That’s the system for you, and in the old days it was really only one horse in the race. Now there are two caballos, it is a two-party system, and if you want to get in the House, it’s going to be by riding under the colors of one or the other.
Paul Morgan, Patrick Rogers, and all the great candidates who have run as third party or independent candidates, have huffed and puffed until their lungs hurt, but none of them have come within a sniff of being elected. But if a broomstick puts on clothes and finds favor with one of the two big camps, they are viable. In a bad swing they are guaranteed 30% of the vote, and in a good swing that broomstick will get upward of 40%, guaranteed.

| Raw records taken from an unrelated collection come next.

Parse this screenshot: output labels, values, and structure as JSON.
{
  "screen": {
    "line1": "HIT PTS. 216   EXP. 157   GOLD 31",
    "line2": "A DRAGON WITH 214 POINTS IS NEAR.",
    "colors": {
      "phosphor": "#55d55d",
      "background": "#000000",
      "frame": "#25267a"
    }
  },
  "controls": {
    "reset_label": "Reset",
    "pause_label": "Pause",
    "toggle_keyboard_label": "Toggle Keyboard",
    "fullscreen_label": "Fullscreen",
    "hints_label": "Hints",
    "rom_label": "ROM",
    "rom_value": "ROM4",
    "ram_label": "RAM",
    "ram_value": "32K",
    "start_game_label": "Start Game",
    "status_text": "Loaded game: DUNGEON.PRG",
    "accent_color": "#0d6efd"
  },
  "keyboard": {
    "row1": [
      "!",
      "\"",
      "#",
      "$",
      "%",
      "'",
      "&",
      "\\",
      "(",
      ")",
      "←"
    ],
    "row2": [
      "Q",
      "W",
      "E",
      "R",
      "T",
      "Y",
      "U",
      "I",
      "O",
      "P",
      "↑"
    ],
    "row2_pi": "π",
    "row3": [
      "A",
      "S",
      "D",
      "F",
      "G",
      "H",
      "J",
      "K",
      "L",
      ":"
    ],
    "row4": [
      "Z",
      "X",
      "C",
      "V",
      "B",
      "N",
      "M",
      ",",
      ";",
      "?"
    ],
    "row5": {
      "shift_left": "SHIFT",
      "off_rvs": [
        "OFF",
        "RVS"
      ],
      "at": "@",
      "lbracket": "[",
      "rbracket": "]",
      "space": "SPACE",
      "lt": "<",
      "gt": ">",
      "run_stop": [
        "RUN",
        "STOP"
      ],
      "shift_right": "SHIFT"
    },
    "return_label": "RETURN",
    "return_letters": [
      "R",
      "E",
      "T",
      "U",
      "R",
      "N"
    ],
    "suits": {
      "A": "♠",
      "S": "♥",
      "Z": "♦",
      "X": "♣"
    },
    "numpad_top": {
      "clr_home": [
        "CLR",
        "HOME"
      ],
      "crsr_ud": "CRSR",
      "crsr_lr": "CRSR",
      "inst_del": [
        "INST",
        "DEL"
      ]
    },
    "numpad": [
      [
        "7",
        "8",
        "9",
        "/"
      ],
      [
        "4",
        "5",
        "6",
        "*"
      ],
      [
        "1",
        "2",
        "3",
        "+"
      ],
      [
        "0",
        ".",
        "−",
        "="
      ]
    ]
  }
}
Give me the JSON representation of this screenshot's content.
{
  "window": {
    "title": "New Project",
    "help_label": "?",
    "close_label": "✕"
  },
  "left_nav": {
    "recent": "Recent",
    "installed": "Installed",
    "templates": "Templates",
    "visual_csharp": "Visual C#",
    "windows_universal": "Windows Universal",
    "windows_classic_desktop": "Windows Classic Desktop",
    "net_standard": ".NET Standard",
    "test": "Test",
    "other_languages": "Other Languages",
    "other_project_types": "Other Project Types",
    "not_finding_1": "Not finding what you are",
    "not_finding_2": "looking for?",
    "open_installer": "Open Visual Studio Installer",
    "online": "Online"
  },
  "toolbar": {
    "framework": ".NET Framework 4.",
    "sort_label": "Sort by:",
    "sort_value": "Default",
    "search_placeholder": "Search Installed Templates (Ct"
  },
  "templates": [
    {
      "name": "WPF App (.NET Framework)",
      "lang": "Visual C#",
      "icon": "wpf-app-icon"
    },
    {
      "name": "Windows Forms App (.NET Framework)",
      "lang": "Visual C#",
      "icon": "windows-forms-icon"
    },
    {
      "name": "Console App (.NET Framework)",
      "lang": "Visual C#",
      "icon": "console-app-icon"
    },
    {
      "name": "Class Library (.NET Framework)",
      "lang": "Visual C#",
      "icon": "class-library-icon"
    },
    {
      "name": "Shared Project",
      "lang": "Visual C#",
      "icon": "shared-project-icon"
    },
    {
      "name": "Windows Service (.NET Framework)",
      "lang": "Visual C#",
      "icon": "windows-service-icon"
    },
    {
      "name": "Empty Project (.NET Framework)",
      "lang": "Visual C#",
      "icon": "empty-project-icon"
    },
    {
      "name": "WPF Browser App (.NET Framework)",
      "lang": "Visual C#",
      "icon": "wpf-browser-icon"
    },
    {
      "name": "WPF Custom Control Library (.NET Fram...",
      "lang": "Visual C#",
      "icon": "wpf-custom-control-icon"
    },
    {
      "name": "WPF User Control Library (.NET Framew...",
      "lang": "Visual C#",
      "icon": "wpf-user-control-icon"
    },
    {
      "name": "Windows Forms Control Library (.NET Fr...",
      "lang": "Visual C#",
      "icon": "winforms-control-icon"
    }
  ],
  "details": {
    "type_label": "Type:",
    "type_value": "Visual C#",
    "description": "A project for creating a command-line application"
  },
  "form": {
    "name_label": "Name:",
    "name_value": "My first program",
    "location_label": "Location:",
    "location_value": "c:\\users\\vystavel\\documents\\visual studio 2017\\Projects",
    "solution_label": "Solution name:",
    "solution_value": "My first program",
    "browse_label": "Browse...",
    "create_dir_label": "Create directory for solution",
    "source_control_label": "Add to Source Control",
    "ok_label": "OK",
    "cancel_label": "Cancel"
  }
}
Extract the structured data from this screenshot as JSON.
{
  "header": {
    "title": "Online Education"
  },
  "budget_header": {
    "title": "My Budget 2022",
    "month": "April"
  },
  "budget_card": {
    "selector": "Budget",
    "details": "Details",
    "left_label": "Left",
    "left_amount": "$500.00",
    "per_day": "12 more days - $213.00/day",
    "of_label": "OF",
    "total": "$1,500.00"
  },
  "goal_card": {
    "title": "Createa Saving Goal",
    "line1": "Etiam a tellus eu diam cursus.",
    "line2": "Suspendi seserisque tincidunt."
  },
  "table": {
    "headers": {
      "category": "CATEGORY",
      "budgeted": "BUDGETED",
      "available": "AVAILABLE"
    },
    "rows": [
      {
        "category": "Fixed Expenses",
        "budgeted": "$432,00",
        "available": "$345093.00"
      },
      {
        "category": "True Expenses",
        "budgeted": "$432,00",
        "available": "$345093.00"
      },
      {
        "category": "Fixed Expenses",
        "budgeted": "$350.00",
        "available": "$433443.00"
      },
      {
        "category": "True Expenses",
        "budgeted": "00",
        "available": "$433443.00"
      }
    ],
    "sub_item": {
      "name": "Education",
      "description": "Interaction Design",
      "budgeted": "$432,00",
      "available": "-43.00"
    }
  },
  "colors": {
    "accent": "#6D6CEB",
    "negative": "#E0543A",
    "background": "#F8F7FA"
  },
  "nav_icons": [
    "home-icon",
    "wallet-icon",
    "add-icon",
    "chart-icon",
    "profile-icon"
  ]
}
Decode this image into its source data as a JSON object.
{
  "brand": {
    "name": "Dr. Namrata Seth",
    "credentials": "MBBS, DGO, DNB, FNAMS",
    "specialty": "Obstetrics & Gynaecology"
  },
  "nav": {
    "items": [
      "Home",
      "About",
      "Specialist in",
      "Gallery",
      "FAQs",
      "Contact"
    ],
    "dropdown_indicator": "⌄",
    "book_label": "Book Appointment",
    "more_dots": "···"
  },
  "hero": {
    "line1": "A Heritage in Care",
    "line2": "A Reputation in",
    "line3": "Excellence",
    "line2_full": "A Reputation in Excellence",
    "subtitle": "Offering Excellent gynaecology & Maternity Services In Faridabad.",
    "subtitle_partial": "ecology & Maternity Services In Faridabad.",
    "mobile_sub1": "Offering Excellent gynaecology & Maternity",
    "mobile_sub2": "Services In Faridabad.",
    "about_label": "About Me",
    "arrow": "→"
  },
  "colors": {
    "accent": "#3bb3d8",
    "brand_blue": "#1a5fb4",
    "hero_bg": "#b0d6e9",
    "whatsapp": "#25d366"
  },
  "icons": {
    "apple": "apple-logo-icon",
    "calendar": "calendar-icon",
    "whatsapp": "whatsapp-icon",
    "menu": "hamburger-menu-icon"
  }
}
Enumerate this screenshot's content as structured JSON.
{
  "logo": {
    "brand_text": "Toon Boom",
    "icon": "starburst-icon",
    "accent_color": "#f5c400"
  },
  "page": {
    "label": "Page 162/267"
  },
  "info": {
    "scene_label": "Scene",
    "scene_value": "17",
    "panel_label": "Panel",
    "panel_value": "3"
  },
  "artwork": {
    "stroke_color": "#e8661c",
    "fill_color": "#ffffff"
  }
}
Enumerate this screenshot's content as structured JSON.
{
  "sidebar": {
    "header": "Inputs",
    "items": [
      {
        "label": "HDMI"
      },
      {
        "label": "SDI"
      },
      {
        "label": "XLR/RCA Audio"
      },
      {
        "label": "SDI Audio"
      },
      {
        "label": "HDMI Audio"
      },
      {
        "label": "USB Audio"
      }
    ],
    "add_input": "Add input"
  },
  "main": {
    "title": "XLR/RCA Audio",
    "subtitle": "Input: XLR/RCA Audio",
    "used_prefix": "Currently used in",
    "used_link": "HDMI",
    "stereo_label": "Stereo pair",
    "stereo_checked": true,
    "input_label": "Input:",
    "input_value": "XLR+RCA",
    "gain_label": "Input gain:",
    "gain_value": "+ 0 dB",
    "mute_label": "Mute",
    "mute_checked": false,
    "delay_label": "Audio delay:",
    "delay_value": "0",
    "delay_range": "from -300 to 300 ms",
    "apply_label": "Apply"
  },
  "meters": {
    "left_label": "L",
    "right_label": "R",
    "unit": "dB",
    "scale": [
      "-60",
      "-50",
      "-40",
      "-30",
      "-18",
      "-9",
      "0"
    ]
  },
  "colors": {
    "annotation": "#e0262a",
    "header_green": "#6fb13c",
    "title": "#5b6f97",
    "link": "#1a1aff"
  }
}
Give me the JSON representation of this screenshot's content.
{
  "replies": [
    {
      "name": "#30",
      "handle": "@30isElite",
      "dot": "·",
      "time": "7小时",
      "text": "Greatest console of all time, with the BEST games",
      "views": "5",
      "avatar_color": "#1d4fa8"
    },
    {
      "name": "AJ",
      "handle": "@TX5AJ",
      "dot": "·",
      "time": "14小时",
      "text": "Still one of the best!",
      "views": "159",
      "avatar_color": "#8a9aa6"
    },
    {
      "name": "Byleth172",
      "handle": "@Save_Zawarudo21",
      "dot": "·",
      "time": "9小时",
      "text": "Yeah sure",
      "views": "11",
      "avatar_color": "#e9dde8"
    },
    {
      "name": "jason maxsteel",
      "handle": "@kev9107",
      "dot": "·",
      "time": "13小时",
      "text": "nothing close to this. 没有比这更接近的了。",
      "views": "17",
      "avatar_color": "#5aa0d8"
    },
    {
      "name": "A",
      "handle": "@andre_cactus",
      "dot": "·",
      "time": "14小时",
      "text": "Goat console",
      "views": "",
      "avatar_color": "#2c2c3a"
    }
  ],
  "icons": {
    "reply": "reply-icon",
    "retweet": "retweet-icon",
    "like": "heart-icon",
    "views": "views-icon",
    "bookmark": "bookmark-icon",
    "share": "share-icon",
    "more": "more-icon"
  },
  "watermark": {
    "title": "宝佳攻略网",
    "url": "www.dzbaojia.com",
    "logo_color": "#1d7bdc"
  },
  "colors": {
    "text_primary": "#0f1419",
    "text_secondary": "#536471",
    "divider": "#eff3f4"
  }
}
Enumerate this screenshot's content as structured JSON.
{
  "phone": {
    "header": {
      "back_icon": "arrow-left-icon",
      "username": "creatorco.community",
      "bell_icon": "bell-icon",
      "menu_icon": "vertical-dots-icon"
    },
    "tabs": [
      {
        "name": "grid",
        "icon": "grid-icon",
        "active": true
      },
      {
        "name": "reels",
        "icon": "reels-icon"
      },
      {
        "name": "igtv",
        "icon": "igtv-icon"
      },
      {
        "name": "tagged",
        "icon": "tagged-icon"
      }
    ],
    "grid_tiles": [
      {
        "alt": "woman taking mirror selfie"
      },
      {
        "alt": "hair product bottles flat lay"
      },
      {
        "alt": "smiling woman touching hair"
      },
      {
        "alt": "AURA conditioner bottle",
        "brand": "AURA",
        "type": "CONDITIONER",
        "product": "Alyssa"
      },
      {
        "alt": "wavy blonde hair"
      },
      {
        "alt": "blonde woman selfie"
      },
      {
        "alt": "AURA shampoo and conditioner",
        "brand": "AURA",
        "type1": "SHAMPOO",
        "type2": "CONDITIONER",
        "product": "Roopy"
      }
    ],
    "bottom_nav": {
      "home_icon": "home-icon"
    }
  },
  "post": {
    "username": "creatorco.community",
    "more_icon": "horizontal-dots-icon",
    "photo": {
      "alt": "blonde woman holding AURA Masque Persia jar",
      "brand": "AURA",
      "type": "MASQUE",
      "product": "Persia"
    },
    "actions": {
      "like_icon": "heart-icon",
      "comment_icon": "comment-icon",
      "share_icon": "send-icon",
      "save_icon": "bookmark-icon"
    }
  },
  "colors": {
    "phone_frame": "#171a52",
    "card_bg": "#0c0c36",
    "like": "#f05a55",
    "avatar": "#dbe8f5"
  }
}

It’s a bogus scene, the big parties having already done our choosing for us when we go to the polls. Now, considering that, I don’t think we should reject a proposition like the 11th amendment which seeks to ensure that the two candidates we have to choose between have some good standards.
I think the 11th must revisit the bankruptcy situation. What we need to do is set some good laws in that area. A candidate shouldn’t be excluded because they failed at a business venture. Didn’t that Trump go bankrupt a number of times?
Whoa, did someone say that the 11th is about excluding black brothers? Please, tell me no one said that.
Oh my, many UDP suspects must be sweating big time over the 11th. Those suspects are very worried because the Commission of Inquiry that Mr. Martinez broke up is likely to reveal some serious wrongdoing by some of their members when it reconvenes. Ah, legal guilt is so hard to find, Mr. Dean Barrow told us so, but the improved section mightn’t call for a conviction to bar them from running again.
Ouch, if you open your eyes you’d see how awkward it was for Junior Barrow to comment on that tragic incident in Placencia. To be consistent, his message shouldn’t have been about punishment for the shooter, it should have been to tell him to hold his head up because he can rise from this. But let’s leave that at that, fu now.
I’ll have only a small complaint if the 11th blanket says no deported person can be in the House, for the simple reason that the material we are seeking for the House are Belizean-Americans/British who have excelled in finance, medicine, engineering, mathematics, governance, people with the skill sets that build great nations, the kind of people the US and UK roll out red carpet for.
Social partner heroes out to dilly dally
I noh agree wid the suggestion from the social partners in the Senate that there be a constitutional assembly instead of the government introducing the amendments in a way it describes as “piecemeal”. The last time we had one of these massive think tanks, the people got the law against crossing the floor, without any public discussion. Roll them out one by one, so we can kick them about.
Laddie lived with a family who loves children
I hear the grief of Laddie Gillette’s biological family, and I want to tell them, for what it’s worth, that the youth was with a family that loves children. I didn’t know him, but his guardian, Sister Fel Orellano Pommels, was a woman with a big, loving heart.
Both Sister Fel and her sister, Mrs. Nan Orellano Casey, my daughter’s godmother, were my close neighbors. Both women had large families. Miss Nan raised her two children, the seven children of a sister who died in childbirth, and she also had an adopted child. Ditto for Sister Fel. In her yard were four of her children, a goodly number of her grandchildren, and she had an adopted daughter, before Laddie. I can tell you that there wasn’t a boring moment in those yards, and football and softball dominated in the evenings. It is no surprise that Laddie was big into his sports too.
When Sister Fel died, the youth went to live with one of her sons. He is cut from the same cloth.